January 2005 is coming to a close and the first snow of the year finally arrives at Smith Mountain Lake. It is early morning and I fire up "Bertha, " my faithful Jeep Wagoneer and together we go in search for something...not knowing what. The inner child in me wants to play. But the spirit needs something more substantial. A inspiring drive over Stone Mountain in Huddleston provided direction and much needed comfort. Not knowing the mountain I was afraid of what I might face around each bend...much like life. Nervous, yet excited . Sort of like a first date, but this date was with destiny.
My journey produced a new friend and greater respect for the beauty that surrounds us. Things we take for granted. It also produced a quick poem that was finished after a few stops to jot down lines and snap a few photos.
(click on photos to enlarge)

Wednesday, February 16, 2005

Strawberry Banks #7

Strawberry Banks #6

Strawberry Banks #5

Strawberry Banks #4

Strawberry Banks #3

Strawberry Banks #2

Strawberry Banks #1

Strawberry Banks Campground

Strawberry Banks holds a special place in my heart.
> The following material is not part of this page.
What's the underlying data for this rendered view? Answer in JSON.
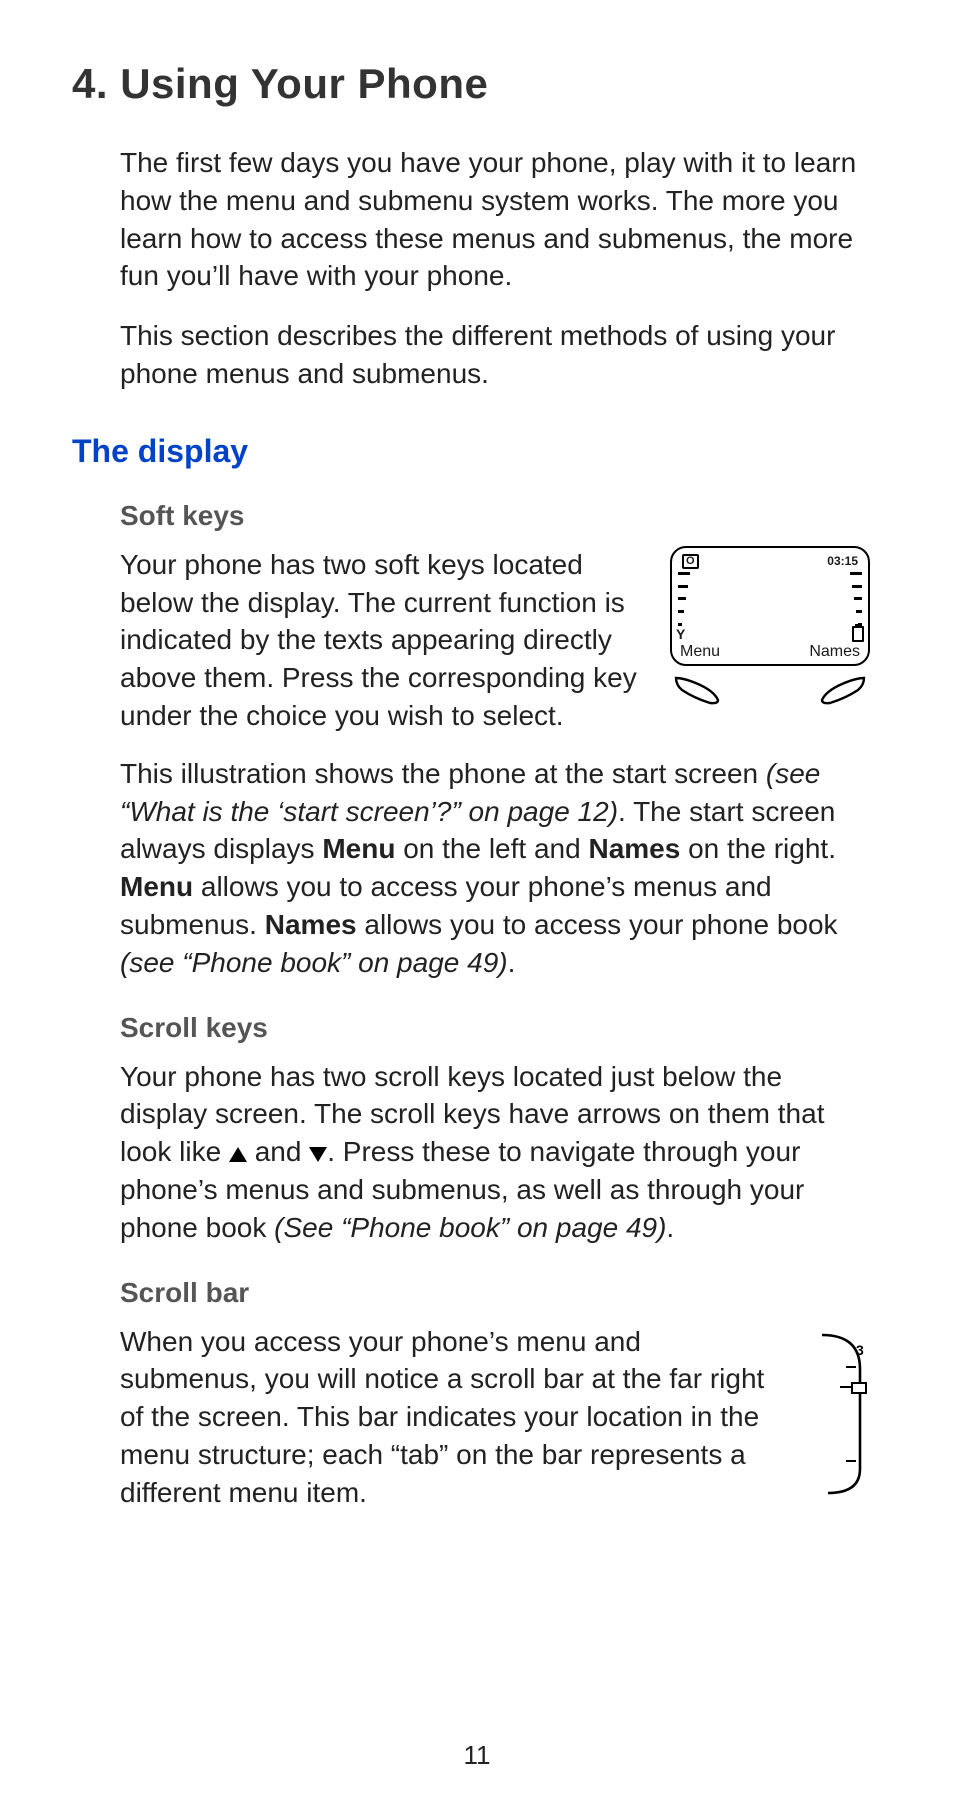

It was a summer retreat for my family back in the late 60's and early 70's. The lake was new, virtually untouched by the hands of water lovers . You could take a Jon boat out safely and catch crappie until your arms or the fish grew tired . Most coves were uncharted and you had to be careful in some areas because of underwater debris. The dammed waters covering homes, barns, bridges, large bull pines and whatever else was in its way. Night fishing was done only by locals who knew the waters.
The weekends consisted of cookouts, Saturday night square dances or just sitting by a campfire with other families. Some from as far away as North Carolina, all friends who shared a common love for this new man-made wonder. The same families returning year after year. Life was simple. There were no Airstream trailers or speedboats, just tents, pop- ups and if you had a little money, maybe a nice ski boat or a small Shasta trailer. A canoe the boat of choice.
Unfortunately, the years as well as real estate development took its toll on these special places. The family camping trip became passe. Families began vacationing at popular beach resorts. Soon campgrounds would become nostalgic like drive-in movies, curbside service restaurants and duck pin bowling.
By chance in December of 2004 I searched and found Strawberry Banks . It was hidden by new homes and subdivisions. It was a little weary due to old age, but nevertheless a stubborn soul not willing to compromise. A diamond in the rough. How it survived through the years is beyond me. Almost as if it were in God's plan. One step on its red clay soil and I felt like a child again.
(Complete story in the Smith Mountain Eagle Feb. 16, 2005 edition)

(Click on photos to enlarge)

Thursday, February 10, 2005

Sunrise at Bridgewater Plaza 1/31/05

The Bridge


Seagulls on boat slips Posted by Hello